The Legislature has one final opportunity to assert its authority as an equal partner in state government when lawmakers return to Augusta on Tuesday to tackle Gov. Paul LePage’s latest batch of vetoes.

With validation from Republican legislators, who have voted to sustain all but three of LePage’s more than 50 vetoes this session, the State House balance of power has tipped noticeably toward the executive branch. Good bills, many of them initiated by constituents and all of them passed by legislative majorities, died this session — victims of LePage’s veto pen and Republican lawmakers’ unwillingness to break ranks with a governor from their party.

It should not take the threat of a government shutdown to motivate Republican lawmakers to buck LePage by opposing vetoes of legislation they endorsed, sometimes unanimously, in the first place. The frequency with which Republican lawmakers have reversed their original positions on bills that they supported and then helped kill by upholding vetoes raises questions about their engagement in the legislative process.

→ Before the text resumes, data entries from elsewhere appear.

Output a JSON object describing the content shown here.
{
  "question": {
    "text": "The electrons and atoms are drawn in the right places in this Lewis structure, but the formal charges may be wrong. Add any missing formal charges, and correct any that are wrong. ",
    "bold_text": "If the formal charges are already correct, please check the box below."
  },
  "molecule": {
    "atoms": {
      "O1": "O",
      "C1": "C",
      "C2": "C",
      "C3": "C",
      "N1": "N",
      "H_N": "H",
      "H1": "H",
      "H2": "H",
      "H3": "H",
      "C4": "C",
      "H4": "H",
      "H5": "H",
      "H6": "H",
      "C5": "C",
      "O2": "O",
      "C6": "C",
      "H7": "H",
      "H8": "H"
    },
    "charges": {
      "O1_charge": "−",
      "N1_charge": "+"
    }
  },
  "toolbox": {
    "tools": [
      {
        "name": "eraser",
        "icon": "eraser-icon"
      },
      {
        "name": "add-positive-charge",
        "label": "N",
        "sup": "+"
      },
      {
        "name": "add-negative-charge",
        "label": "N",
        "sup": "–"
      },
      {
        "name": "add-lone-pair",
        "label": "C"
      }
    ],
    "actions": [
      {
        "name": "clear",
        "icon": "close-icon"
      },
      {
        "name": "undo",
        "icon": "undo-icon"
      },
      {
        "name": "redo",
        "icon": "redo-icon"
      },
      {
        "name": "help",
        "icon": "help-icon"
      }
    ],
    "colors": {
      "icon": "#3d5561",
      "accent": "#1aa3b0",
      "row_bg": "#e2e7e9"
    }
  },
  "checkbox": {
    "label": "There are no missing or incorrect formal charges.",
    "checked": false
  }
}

Does party loyalty matter more than independent judgments on proposed legislation? Does LePage exert more influence over them than constituents? Or does the benefit of a second look at legislation afforded by vetoes help them better understand the implications?

If the latter is the case, as some Republican legislators have argued, then they have at least two opportunities to reverse their positions in a way that will save worthwhile pieces of legislation.

LePage’s disdain for public campaign financing is well-established, so it’s not surprising that he vetoed LD 1543, a resolve recommended by the Maine Ethics Commission as a way to clarify restrictions on how candidates can use Maine Clean Election Act funds to thank supporters. The legislation sought to tighten language about thank-yous and prevent primary candidates from spending money on post-election parties or gifts.

In his veto letter, LePage objected to the fact that the resolve would allow public campaign funds to be used for parties after a general election. The problem is, the veto will not prevent parties from happening. Instead, it just blocks the implementation of common-sense changes proposed by the Ethics Commission based on its review of past circumstances and spending reports.

To eliminate the use of public funds for post-election parties, lawmakers could introduce a resolve instructing the commission to amend its rules to ban the use of Maine Clean Election Act funds for parties. In the meantime, GOP legislators could at least take a step in that direction by joining their Democratic colleagues in overriding the veto of a bill that would prohibit the use of public funds for post-primary parties and thank-you gifts.

A second bill vetoed by LePage, LD 1232, An Act to Maintain the Integrity of the Fund for a Healthy Maine, also merits reconsideration by Republicans who voted against it. Recognizing that using Maine’s share of a national tobacco settlement for preventive and educational program represents a cost-effective investment in public health, the bill — without any impact on the current two-year budget — aims to halt the recent practice of dipping into the Fund for a Healthy Maine to fill revenue gaps or pay general expenses.

In opposing Maine’s participation in an expansion of Medicaid eligibility allowed under the Affordable Care Act, Republicans touted the need to contain health care costs. By funding smoking-cessation programs, school health coordinators and similar preventive care measures, the Fund for a Health Maine has done so for more than a decade.

Likewise, Republican legislators cited the need to honor commitments to Maine hospitals when advocating for the state to repay its remaining Medicaid debt to those institutions. State government made a similar commitment to preventive health when the Fund for a Healthy Maine was created in 1999.

Voting against a bill that maintains the integrity of a program that helps reduce the human and financial costs of known public health hazards such as smoking and obesity would seem contrary to Republican principles.

Adding their votes to the two-thirds majorities necessary for overrides of these two vetoes would demonstrate that Republican lawmakers have the courage to buck LePage and the wisdom to recognize legislation that cuts across party lines to benefit all Mainers.